* [Extracted material]:

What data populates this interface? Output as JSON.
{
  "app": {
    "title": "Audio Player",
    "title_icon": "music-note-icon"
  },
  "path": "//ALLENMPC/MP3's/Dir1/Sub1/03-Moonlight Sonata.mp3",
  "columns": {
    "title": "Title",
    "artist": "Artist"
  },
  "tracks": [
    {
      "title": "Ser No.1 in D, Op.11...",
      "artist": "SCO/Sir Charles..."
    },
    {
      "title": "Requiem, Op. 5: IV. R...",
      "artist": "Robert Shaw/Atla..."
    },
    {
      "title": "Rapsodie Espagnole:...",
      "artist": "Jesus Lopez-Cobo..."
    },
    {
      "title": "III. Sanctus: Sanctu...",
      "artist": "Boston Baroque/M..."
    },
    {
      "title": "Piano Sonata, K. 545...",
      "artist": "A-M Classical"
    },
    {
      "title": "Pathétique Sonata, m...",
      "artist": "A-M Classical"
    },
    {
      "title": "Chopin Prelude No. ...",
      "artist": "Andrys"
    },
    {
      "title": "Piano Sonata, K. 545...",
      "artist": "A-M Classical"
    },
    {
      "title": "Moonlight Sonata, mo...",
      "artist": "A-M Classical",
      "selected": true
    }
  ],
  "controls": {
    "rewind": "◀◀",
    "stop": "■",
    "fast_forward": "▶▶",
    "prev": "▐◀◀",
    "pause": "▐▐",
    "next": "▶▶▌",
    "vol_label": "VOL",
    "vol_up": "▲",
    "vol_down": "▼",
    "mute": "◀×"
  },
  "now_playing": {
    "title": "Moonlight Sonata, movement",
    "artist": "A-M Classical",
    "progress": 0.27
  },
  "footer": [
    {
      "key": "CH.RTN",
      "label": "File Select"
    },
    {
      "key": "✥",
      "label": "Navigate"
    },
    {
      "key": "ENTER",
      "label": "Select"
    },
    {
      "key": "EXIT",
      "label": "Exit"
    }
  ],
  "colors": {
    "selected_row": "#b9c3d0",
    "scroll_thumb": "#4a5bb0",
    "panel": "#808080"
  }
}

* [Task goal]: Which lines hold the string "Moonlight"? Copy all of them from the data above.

* [Expected answer]:
  "path": "//ALLENMPC/MP3's/Dir1/Sub1/03-Moonlight Sonata.mp3",
      "title": "Moonlight Sonata, mo...",
    "title": "Moonlight Sonata, movement",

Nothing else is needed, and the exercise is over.